“When it comes to sepsis treatment, time is vital. The sooner we can diagnose sepsis, the sooner we can get the infection under control, either with antibiotics or surgery,” Dr. Monaghan said. “We have previously obtained RNA sequencing from 15 patients with COVID-19. This grant will allow us to study a larger group and hopefully make a bigger impact by improving diagnostic capabilities which will, in turn, save lives.”

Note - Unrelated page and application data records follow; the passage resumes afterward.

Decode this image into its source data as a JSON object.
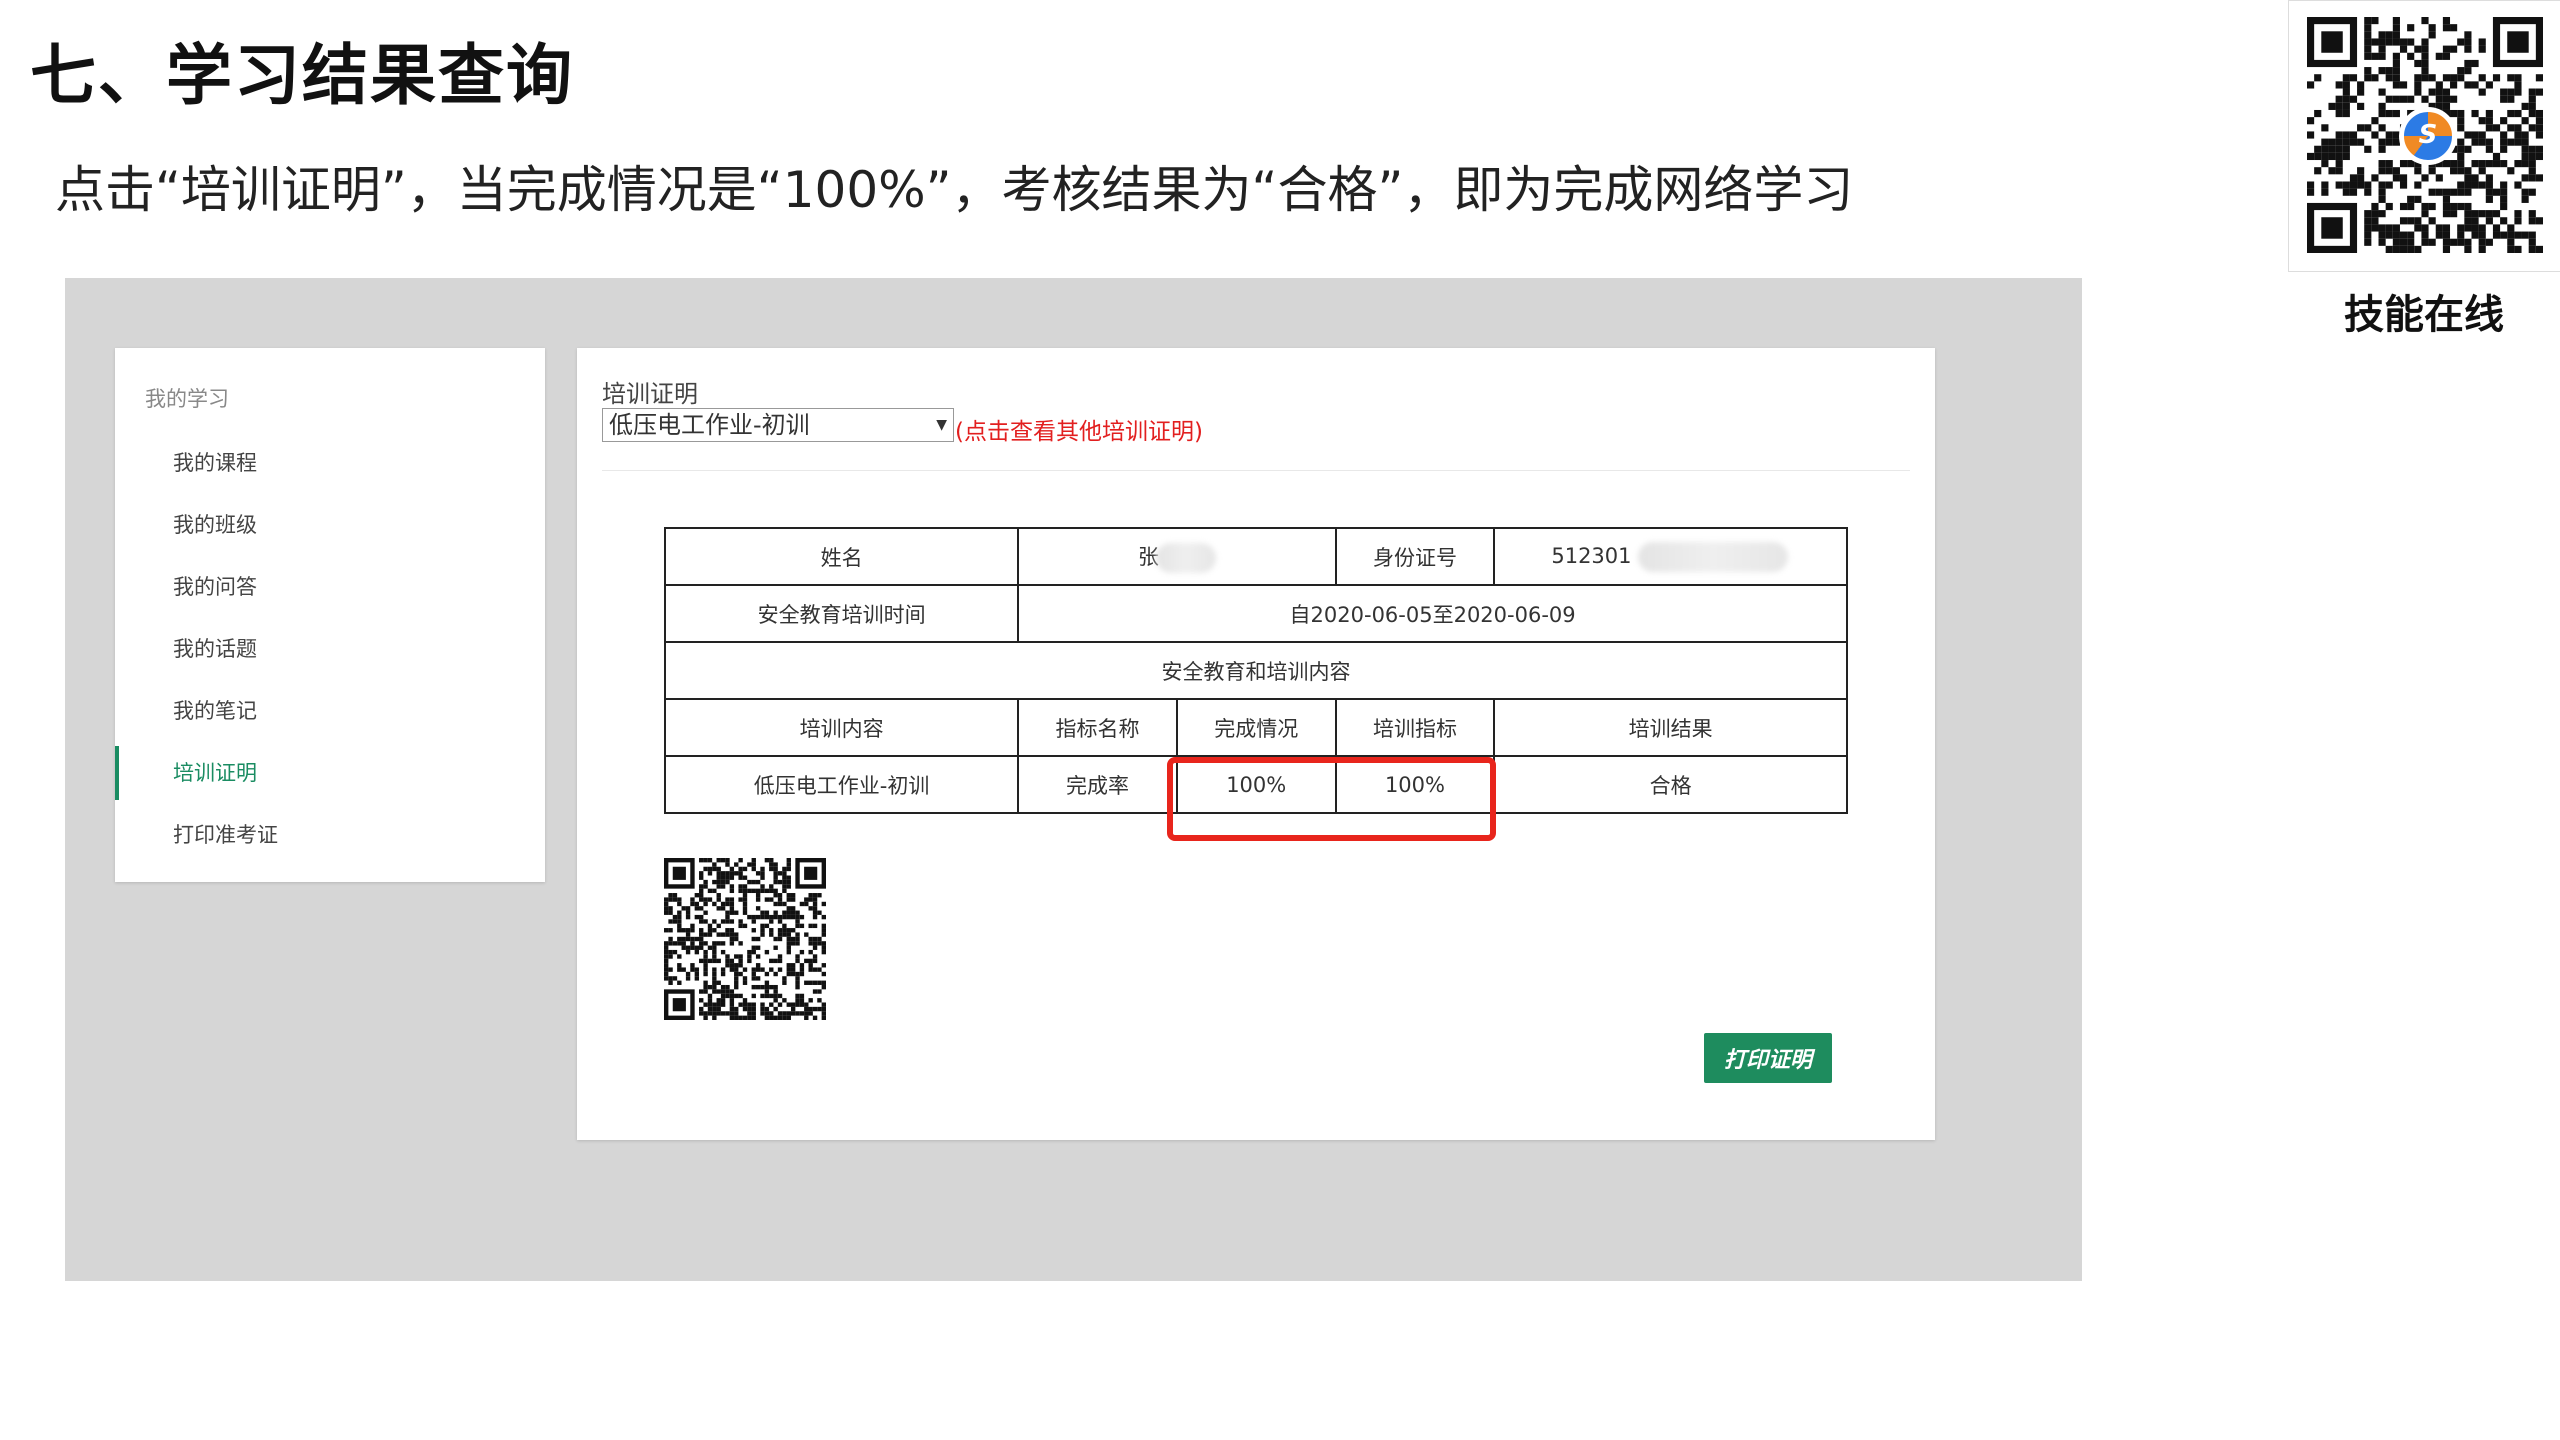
{
  "slide": {
    "title": "七、学习结果查询",
    "subtitle": "点击“培训证明”，当完成情况是“100%”，考核结果为“合格”，即为完成网络学习",
    "qr_caption": "技能在线"
  },
  "sidebar": {
    "heading": "我的学习",
    "items": [
      {
        "label": "我的课程"
      },
      {
        "label": "我的班级"
      },
      {
        "label": "我的问答"
      },
      {
        "label": "我的话题"
      },
      {
        "label": "我的笔记"
      },
      {
        "label": "培训证明",
        "active": true
      },
      {
        "label": "打印准考证"
      }
    ]
  },
  "main": {
    "title": "培训证明",
    "select_value": "低压电工作业-初训",
    "select_hint": "(点击查看其他培训证明)",
    "print_button": "打印证明"
  },
  "certificate": {
    "name_label": "姓名",
    "name_value": "张",
    "id_label": "身份证号",
    "id_value": "512301",
    "period_label": "安全教育培训时间",
    "period_value": "自2020-06-05至2020-06-09",
    "section_label": "安全教育和培训内容",
    "headers": [
      "培训内容",
      "指标名称",
      "完成情况",
      "培训指标",
      "培训结果"
    ],
    "row": [
      "低压电工作业-初训",
      "完成率",
      "100%",
      "100%",
      "合格"
    ]
  },
  "colors": {
    "accent_green": "#1a8c62",
    "highlight_red": "#e8251c",
    "hint_red": "#e21f1f"
  }
}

Through previous grants from Brown University, The American College of Surgeons, the National Institutes of Health through the CardioPulmonary Vascular Biology Center of Biomedical Research Excellence, and Brown Physicians, Inc, and the support of Brown Surgical Associates and Rhode Island Hospital, Dr. Monaghan was able to build computational infrastructure to perform this research while keeping patient data secure.